Items from a dataset

◆ ◆ ◆ ◆

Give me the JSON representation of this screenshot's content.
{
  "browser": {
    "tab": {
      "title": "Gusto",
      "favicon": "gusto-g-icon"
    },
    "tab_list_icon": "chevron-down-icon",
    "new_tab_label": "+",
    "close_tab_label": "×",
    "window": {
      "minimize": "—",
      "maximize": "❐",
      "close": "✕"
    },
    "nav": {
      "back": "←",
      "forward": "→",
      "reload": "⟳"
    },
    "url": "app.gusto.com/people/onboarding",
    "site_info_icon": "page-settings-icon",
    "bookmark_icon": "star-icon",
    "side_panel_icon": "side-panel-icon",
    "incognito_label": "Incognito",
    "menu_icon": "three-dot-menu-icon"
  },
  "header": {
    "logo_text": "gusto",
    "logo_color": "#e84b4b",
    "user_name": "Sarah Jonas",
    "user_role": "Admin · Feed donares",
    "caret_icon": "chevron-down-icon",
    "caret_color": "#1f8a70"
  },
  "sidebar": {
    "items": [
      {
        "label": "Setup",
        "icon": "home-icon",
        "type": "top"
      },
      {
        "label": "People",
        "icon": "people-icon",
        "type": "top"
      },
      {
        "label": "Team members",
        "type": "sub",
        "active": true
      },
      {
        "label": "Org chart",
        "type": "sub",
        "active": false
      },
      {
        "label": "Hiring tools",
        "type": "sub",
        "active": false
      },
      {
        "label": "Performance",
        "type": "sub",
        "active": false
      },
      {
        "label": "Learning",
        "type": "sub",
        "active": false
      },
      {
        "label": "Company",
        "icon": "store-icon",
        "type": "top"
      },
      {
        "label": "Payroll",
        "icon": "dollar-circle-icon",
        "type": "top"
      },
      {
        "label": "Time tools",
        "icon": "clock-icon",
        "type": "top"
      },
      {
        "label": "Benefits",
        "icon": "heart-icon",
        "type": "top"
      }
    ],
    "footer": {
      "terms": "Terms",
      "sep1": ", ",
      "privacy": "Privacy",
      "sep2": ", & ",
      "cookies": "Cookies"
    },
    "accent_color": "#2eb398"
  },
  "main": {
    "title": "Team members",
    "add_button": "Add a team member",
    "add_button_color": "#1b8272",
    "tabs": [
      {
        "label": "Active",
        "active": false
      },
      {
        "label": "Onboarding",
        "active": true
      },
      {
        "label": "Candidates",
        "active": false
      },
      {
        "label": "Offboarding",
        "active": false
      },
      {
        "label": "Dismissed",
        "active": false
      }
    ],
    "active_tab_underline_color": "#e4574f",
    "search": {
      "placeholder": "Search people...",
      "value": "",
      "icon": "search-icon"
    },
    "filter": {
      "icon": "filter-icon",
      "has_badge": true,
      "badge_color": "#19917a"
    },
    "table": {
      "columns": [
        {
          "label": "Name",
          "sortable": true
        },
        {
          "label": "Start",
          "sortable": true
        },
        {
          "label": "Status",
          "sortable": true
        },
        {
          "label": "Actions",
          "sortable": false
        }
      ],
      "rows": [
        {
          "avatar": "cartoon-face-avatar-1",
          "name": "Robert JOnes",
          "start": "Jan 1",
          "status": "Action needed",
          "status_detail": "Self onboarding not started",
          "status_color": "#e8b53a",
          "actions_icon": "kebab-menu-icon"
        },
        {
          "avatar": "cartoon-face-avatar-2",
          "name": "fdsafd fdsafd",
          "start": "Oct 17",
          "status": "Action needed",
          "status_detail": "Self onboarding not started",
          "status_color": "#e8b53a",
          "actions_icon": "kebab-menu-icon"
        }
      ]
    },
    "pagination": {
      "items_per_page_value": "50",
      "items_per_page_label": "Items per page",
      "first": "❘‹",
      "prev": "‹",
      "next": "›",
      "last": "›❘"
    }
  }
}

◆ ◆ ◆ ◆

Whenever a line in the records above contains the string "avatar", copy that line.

          "avatar": "cartoon-face-avatar-1",
          "avatar": "cartoon-face-avatar-2",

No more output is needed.